Activity> If a line of the data below contains the string "Character", copy it into your answer.

Extracted data entries:

----------------------------------------

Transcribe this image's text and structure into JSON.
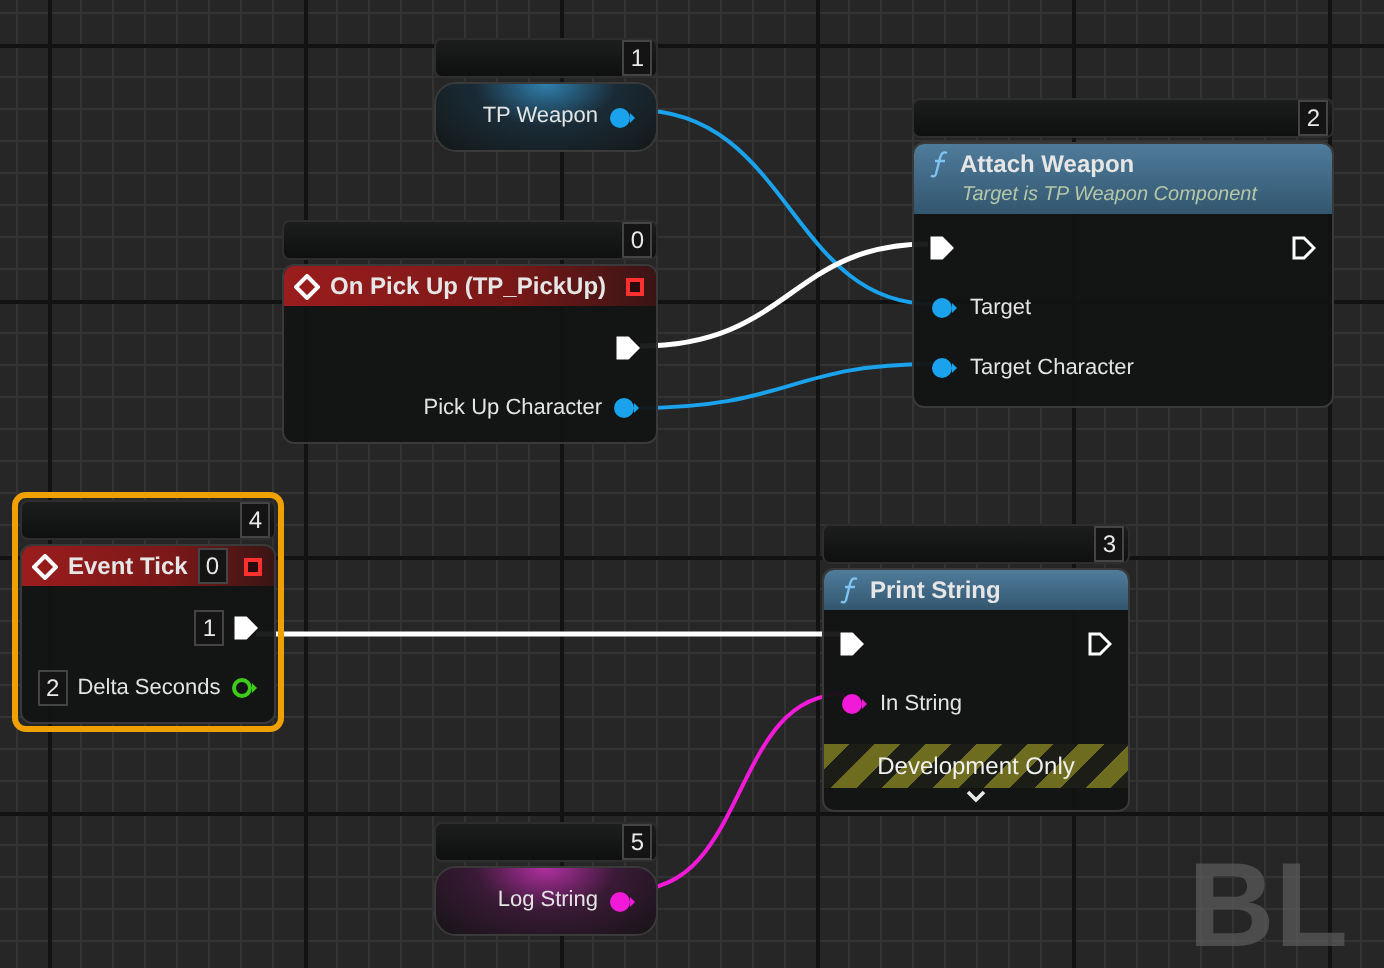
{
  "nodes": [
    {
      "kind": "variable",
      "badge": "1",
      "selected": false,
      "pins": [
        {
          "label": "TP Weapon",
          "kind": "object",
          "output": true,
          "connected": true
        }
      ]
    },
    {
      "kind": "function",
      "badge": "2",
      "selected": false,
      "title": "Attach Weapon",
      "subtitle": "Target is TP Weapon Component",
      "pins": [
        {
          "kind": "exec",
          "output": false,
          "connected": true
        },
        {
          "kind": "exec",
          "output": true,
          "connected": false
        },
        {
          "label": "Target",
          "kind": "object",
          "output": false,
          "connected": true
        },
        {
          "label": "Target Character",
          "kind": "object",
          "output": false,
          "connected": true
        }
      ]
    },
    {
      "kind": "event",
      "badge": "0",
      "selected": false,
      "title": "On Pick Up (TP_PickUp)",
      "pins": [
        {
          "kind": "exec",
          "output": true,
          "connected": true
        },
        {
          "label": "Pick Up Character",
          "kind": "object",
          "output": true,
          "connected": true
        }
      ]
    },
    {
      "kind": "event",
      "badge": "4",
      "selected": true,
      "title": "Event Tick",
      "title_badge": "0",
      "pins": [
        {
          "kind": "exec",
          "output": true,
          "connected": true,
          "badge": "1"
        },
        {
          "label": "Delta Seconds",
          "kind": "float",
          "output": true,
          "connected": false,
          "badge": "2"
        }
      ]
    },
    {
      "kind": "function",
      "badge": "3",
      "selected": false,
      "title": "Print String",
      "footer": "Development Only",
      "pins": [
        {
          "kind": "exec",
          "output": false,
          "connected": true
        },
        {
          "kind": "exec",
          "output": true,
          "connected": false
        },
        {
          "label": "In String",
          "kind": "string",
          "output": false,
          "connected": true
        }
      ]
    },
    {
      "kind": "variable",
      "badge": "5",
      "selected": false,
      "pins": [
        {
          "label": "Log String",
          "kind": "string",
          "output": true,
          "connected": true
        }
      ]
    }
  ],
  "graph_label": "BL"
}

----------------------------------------

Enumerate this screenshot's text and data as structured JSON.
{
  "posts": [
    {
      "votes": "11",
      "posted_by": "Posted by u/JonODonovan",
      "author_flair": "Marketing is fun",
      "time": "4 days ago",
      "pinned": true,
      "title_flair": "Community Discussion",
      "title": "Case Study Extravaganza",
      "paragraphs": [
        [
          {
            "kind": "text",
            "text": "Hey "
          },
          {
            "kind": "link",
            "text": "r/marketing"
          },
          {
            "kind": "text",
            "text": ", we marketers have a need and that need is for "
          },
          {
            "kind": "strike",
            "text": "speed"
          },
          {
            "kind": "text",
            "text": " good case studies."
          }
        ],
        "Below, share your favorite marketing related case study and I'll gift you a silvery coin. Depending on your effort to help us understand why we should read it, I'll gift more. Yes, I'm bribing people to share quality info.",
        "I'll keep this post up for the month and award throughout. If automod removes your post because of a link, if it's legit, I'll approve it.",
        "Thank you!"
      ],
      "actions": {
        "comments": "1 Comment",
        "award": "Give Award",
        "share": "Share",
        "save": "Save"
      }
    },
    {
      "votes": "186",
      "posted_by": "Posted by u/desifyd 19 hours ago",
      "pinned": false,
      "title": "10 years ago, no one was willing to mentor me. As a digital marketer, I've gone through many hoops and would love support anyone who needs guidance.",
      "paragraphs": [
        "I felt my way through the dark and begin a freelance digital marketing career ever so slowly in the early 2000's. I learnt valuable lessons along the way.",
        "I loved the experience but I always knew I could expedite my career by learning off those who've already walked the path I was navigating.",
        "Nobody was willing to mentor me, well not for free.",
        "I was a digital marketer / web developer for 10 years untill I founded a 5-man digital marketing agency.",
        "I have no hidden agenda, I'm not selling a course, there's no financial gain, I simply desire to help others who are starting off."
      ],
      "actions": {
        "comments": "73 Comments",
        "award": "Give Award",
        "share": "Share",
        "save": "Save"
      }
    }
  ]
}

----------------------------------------

Response>
          "label": "Target Character",
          "label": "Pick Up Character",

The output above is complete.